> _Data section_:
****

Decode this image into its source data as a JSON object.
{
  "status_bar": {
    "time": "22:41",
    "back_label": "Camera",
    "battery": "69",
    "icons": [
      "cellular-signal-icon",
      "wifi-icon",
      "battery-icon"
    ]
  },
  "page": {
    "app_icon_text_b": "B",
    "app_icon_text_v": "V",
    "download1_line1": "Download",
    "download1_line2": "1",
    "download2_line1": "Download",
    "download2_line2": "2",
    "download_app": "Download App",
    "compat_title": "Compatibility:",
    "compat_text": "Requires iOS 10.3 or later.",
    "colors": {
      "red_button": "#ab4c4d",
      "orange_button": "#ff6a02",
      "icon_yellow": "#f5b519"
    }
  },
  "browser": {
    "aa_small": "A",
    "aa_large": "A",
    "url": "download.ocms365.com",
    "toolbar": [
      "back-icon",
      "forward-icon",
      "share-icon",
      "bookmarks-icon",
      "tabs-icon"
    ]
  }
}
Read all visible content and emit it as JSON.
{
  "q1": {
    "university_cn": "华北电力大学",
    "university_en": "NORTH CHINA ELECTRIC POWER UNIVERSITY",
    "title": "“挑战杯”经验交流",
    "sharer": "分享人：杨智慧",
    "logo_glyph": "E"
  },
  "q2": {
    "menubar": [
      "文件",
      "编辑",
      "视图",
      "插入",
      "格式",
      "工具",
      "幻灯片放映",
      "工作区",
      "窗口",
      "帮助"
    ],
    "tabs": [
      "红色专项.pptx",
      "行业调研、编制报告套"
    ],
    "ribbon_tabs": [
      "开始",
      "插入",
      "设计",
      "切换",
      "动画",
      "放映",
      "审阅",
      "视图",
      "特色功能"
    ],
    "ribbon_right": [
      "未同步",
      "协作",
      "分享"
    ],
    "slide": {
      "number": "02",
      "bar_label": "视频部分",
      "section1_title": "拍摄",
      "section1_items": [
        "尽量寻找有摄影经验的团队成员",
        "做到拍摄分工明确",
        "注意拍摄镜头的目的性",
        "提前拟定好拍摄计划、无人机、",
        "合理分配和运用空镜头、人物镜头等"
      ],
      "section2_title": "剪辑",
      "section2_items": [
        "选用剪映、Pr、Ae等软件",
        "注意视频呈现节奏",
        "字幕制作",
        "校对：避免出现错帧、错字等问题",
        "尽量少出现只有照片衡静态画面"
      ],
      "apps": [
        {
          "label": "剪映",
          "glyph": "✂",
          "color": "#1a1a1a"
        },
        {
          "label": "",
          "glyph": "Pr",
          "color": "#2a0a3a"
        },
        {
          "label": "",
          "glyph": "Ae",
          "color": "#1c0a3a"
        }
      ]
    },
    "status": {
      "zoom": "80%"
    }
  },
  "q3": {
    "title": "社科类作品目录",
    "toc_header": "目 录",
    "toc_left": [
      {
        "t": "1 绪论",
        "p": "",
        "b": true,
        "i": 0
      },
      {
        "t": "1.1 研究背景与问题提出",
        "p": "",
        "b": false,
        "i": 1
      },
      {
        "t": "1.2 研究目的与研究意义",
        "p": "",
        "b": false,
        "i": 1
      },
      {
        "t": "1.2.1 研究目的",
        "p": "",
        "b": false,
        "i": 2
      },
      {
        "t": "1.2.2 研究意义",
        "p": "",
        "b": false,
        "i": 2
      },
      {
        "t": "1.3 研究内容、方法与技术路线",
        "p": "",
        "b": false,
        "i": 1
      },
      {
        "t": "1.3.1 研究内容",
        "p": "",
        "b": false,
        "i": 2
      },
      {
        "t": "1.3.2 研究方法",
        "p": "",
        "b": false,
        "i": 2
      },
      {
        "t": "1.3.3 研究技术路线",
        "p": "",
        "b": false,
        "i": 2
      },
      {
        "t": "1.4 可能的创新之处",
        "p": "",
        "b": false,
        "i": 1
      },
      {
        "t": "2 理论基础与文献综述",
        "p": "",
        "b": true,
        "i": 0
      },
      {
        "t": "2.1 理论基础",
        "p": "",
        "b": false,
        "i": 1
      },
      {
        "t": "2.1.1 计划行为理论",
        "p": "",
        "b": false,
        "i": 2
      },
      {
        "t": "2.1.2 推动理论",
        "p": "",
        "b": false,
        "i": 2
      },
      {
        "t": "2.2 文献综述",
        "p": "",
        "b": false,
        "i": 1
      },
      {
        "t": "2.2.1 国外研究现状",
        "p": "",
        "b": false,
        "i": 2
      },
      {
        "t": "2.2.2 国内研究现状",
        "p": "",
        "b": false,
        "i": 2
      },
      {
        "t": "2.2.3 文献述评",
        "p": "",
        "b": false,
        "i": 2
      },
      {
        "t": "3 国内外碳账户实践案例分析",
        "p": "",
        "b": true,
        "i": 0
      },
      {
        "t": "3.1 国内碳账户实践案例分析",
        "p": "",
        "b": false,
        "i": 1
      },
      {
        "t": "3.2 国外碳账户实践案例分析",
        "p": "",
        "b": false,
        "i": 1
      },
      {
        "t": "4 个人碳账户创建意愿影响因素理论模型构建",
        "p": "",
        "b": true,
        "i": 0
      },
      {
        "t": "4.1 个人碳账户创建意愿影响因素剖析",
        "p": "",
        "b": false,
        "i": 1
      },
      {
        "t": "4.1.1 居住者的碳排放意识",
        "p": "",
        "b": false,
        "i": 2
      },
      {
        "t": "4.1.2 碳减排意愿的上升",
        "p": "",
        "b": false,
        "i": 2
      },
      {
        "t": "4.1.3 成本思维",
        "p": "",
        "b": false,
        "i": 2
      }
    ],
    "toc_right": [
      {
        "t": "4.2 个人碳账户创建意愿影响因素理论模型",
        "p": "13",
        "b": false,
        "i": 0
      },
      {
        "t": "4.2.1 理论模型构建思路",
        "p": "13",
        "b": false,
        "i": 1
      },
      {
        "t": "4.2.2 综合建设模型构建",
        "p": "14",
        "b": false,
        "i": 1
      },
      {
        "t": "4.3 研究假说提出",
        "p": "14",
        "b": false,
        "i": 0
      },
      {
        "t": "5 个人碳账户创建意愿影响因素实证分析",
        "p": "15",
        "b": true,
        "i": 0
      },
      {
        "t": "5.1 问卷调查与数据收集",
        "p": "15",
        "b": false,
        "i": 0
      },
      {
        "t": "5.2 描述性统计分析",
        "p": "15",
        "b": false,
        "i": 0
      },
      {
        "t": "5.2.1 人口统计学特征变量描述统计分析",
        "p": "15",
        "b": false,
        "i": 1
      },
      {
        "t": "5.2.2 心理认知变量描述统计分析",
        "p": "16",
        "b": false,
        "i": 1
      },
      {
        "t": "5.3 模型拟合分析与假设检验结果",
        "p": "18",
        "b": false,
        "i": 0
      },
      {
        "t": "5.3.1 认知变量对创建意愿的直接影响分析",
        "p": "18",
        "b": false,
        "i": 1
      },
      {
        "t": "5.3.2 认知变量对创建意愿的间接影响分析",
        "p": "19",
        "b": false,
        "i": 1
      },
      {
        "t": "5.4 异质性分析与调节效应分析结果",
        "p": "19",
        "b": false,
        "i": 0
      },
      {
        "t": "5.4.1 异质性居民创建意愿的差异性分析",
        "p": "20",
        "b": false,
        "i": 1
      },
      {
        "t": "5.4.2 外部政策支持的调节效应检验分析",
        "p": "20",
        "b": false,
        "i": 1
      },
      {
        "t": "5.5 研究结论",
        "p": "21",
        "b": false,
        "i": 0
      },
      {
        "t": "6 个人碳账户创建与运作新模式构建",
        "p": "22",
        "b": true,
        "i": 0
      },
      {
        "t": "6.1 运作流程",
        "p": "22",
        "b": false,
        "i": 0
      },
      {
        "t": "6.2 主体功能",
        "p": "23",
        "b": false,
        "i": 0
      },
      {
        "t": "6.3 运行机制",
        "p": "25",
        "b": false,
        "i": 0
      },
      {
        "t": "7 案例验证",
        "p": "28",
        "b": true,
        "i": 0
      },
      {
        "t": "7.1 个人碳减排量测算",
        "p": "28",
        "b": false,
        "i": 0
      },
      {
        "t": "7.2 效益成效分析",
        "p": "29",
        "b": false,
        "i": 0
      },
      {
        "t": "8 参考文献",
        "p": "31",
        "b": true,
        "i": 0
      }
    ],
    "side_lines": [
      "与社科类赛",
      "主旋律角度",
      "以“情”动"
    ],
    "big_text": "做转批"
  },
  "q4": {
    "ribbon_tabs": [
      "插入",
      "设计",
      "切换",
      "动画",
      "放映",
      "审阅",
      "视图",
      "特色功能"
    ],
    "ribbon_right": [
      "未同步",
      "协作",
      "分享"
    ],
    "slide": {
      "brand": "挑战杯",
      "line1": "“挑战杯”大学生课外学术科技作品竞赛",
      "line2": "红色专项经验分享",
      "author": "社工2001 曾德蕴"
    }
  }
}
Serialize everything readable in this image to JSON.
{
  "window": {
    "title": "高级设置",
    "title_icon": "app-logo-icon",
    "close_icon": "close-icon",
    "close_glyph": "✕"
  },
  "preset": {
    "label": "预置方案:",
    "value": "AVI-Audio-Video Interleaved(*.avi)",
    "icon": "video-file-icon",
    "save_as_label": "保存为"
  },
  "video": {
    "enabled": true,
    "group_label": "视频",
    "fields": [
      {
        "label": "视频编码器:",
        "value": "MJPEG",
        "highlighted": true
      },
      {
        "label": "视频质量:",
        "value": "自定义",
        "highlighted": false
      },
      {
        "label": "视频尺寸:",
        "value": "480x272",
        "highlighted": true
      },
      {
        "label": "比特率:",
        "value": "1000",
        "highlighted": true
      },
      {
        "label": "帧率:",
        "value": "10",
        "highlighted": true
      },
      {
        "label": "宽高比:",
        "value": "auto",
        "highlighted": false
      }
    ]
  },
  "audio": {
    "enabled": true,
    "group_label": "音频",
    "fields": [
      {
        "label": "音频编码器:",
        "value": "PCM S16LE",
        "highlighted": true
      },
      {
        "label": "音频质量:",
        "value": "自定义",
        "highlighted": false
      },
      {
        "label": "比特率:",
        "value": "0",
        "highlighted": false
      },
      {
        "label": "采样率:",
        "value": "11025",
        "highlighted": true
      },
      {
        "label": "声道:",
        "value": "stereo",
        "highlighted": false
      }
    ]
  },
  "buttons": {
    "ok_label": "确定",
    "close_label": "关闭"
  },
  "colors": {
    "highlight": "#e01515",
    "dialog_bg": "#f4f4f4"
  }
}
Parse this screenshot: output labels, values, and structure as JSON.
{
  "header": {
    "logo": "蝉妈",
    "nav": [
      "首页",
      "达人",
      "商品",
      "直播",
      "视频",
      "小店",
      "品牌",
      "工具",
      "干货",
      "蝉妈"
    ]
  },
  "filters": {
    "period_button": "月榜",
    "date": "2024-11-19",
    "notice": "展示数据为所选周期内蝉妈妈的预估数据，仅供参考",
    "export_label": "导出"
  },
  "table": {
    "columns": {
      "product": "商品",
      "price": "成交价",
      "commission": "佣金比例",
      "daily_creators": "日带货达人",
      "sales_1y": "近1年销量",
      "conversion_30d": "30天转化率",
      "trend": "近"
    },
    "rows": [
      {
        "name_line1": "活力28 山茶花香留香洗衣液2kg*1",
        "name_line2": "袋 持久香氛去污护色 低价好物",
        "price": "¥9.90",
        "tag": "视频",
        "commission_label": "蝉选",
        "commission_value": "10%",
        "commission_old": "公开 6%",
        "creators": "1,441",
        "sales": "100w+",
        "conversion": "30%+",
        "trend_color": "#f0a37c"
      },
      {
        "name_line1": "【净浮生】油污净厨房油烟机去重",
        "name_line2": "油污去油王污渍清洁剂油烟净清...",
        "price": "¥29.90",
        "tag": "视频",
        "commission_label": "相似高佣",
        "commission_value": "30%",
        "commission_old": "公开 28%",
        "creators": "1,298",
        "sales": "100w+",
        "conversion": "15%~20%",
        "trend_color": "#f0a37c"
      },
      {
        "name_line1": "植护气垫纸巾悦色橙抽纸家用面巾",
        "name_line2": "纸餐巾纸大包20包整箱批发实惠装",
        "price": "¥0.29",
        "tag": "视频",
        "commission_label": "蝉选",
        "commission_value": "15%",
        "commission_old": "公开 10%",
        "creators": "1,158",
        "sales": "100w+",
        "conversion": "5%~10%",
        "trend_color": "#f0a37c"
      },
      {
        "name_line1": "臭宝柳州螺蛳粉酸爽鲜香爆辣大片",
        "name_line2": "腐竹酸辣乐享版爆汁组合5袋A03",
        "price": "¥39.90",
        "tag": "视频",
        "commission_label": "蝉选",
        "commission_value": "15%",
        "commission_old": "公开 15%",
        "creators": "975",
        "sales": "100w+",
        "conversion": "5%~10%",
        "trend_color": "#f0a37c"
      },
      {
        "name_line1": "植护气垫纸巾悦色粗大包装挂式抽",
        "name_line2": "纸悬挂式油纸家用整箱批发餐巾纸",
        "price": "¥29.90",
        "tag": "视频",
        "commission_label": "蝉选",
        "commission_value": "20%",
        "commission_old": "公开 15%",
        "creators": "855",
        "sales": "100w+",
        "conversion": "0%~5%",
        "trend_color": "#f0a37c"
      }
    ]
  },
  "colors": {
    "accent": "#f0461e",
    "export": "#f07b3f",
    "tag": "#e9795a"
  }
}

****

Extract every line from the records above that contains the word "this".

Decode this image into its source data as a JSON object.
Serialize everything readable in this image to JSON.
Parse this screenshot: output labels, values, and structure as JSON.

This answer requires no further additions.